▸ **EXERCISE DETAILS**
Scan the material below for every line with the string "슬라이드", and copy those lines.

(Beginning of TASK MATERIAL)

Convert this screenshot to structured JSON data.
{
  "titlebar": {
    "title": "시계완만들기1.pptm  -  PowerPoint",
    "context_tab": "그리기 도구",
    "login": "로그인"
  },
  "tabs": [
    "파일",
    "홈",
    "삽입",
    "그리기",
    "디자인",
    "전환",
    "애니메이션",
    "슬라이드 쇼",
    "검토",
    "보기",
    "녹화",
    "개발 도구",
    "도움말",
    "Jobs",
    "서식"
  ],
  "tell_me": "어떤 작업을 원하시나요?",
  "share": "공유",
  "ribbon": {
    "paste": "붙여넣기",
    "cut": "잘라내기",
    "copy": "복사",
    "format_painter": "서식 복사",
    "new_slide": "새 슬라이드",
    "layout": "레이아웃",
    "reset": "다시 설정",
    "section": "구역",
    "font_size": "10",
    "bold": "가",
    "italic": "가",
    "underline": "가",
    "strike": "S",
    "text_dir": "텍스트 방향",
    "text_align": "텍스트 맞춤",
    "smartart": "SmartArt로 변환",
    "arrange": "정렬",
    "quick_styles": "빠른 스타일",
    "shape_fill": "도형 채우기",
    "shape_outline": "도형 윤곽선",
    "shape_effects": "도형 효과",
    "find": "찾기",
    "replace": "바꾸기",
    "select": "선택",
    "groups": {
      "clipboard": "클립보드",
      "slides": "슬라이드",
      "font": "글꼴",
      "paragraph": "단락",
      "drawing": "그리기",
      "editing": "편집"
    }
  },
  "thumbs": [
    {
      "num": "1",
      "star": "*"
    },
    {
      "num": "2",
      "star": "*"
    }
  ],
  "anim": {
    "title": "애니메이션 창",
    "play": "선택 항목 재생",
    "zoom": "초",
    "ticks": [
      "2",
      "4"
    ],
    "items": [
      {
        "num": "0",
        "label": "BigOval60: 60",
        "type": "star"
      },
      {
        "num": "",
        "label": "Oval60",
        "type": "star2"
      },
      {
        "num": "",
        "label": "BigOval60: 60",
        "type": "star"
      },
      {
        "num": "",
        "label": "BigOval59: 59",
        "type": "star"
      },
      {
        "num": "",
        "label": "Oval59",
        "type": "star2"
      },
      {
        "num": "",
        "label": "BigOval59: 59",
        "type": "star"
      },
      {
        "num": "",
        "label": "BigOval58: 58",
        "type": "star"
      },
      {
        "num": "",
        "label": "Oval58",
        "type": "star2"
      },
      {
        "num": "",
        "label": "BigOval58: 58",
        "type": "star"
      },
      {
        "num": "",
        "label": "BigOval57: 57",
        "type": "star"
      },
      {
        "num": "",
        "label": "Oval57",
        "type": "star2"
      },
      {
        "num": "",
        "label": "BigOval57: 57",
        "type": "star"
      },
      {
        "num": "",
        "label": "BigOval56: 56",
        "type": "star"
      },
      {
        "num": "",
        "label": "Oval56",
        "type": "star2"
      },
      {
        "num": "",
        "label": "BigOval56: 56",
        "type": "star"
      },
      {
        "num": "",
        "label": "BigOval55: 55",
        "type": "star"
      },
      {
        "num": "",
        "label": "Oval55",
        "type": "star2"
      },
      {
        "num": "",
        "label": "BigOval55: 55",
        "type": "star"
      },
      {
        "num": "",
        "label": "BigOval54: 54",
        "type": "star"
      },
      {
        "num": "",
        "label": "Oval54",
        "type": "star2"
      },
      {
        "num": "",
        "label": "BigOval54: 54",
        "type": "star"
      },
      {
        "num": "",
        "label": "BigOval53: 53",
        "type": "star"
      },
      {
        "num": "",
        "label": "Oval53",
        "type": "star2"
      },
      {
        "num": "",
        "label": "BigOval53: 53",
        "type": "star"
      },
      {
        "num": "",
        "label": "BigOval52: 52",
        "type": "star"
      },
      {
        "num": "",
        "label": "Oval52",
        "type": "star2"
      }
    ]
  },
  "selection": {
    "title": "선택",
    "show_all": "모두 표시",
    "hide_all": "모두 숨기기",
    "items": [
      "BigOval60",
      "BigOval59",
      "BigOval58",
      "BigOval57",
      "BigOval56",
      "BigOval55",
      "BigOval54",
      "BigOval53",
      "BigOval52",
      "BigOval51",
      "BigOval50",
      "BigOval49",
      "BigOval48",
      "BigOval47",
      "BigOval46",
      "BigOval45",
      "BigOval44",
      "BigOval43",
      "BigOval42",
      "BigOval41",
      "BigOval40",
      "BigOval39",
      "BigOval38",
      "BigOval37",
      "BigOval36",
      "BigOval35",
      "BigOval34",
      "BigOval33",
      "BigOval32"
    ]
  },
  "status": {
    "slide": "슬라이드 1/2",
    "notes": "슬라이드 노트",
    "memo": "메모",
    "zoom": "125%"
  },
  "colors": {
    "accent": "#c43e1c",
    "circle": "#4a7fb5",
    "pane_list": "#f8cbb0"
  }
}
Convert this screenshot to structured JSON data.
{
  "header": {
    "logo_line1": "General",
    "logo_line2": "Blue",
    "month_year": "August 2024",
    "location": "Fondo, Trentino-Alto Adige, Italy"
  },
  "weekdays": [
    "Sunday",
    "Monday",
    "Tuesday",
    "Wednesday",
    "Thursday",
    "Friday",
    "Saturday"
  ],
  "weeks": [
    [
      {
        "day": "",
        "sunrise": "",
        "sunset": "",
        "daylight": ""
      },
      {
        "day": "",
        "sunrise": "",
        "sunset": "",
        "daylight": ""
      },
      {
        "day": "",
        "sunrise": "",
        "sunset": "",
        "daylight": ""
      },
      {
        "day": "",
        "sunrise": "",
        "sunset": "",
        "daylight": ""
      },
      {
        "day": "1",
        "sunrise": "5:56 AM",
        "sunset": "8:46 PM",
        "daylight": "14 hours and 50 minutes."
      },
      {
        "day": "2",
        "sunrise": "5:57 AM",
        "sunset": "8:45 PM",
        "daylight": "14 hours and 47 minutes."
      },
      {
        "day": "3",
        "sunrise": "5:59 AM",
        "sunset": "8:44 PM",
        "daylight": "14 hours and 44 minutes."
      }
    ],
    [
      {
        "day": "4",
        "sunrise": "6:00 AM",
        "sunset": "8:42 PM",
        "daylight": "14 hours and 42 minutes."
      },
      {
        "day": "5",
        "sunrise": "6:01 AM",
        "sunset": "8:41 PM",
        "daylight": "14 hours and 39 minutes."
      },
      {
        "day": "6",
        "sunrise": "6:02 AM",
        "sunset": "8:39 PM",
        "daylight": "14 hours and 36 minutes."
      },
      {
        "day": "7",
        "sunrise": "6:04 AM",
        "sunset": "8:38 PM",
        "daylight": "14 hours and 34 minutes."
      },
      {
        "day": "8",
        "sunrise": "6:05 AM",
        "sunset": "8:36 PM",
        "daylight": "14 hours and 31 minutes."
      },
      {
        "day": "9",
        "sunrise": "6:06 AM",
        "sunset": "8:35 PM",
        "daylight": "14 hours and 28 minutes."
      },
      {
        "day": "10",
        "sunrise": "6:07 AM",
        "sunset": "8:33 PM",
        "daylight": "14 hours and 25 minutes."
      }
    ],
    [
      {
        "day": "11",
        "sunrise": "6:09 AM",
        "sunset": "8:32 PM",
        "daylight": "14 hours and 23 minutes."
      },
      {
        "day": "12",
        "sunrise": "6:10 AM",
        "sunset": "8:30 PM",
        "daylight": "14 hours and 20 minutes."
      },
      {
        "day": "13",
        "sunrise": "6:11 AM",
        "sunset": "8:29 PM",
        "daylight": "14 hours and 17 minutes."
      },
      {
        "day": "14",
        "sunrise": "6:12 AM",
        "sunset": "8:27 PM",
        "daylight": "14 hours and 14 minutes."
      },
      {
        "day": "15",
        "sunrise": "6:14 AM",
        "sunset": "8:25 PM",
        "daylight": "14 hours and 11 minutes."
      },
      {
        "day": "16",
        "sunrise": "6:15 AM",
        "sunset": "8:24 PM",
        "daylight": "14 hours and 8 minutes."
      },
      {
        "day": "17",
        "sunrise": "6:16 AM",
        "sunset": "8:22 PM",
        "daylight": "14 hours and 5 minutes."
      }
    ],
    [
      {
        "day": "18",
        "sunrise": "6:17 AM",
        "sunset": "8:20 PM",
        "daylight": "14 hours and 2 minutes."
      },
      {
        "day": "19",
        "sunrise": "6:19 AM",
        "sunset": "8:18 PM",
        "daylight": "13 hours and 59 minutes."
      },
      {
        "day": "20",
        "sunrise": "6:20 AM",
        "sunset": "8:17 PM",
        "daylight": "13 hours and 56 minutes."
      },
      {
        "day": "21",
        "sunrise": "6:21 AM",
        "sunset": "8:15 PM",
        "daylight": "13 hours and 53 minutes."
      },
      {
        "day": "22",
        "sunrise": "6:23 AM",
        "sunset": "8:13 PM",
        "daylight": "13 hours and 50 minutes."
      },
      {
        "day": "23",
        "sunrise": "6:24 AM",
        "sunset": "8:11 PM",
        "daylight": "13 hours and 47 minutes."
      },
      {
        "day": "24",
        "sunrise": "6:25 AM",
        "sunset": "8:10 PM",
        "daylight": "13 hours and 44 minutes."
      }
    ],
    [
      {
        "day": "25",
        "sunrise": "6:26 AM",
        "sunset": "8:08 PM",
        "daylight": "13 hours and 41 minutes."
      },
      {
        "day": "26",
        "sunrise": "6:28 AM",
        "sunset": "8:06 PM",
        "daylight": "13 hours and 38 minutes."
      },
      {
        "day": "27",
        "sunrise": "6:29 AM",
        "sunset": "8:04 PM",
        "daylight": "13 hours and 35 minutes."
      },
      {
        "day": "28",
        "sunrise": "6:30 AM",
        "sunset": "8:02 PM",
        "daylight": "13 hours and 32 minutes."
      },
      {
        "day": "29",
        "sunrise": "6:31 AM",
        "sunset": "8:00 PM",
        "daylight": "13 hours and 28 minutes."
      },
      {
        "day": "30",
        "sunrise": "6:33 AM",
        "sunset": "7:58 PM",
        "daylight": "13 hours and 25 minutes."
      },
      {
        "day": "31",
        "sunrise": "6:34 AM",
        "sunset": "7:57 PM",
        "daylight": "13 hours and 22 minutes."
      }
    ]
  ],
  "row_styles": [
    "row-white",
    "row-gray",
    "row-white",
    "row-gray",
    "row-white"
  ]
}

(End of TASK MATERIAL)

▸ **SOLVED PROBLEM**
    "슬라이드 쇼",
    "new_slide": "새 슬라이드",
      "slides": "슬라이드",
    "slide": "슬라이드 1/2",
    "notes": "슬라이드 노트",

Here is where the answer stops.